Segment Start: Given entries
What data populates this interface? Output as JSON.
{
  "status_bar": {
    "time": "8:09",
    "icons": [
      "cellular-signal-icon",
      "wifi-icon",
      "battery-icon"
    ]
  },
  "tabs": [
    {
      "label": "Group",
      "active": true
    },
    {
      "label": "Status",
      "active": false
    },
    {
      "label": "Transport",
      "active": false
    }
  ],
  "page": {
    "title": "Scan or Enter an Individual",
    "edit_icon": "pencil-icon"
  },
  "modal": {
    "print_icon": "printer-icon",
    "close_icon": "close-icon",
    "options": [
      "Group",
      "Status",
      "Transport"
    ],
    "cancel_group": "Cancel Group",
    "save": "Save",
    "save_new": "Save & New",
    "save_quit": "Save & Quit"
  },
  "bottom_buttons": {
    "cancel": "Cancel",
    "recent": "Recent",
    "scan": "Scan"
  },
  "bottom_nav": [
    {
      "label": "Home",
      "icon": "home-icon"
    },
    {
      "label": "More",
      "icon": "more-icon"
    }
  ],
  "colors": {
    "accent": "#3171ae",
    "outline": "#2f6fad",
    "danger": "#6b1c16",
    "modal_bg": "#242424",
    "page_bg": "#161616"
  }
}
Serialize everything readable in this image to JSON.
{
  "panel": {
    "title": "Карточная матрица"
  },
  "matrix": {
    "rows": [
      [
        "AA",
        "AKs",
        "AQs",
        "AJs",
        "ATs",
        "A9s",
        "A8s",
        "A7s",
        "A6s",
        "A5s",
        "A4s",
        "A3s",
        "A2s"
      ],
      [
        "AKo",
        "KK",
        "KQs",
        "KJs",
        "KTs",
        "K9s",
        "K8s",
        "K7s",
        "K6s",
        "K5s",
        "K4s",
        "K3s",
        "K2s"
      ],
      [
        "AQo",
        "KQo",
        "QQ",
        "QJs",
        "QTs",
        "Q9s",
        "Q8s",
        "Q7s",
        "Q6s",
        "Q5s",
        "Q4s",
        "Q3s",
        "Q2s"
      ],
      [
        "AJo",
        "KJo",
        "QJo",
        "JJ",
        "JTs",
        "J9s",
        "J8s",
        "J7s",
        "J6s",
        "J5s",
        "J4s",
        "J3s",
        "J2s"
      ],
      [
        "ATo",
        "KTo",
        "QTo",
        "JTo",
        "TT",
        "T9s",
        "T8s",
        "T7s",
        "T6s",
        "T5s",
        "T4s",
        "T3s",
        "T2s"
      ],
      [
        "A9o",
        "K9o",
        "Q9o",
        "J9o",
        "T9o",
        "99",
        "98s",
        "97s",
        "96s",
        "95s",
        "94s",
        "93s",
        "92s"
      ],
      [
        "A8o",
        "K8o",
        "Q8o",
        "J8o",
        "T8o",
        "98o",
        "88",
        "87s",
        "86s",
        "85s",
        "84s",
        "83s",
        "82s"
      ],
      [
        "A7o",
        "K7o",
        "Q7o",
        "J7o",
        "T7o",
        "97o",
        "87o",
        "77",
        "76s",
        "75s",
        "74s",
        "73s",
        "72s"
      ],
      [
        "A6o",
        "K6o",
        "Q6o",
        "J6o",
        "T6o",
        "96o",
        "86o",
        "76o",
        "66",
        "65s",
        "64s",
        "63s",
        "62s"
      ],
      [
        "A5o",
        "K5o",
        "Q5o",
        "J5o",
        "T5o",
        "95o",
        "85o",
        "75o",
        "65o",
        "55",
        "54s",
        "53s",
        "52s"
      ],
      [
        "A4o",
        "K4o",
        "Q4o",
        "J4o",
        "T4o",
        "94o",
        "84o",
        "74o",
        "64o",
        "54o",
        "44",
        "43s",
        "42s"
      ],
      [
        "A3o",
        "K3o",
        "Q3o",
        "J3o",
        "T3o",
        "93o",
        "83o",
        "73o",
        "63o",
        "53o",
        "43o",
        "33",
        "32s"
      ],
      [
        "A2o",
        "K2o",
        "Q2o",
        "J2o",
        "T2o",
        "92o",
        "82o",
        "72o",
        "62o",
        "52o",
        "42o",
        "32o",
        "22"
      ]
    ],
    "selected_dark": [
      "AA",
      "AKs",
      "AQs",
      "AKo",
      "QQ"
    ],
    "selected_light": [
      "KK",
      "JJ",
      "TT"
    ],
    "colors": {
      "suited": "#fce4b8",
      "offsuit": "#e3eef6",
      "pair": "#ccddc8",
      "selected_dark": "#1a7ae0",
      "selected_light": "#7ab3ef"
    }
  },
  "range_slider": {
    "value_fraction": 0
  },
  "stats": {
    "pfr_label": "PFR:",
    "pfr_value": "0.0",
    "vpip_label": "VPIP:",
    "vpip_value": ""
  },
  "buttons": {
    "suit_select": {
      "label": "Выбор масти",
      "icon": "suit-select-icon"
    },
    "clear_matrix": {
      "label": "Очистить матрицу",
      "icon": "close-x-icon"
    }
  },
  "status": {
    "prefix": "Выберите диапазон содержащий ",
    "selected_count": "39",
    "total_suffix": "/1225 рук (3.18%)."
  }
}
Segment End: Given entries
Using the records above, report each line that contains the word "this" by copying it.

What data populates this interface? Output as JSON.
Serialize everything readable in this image to JSON.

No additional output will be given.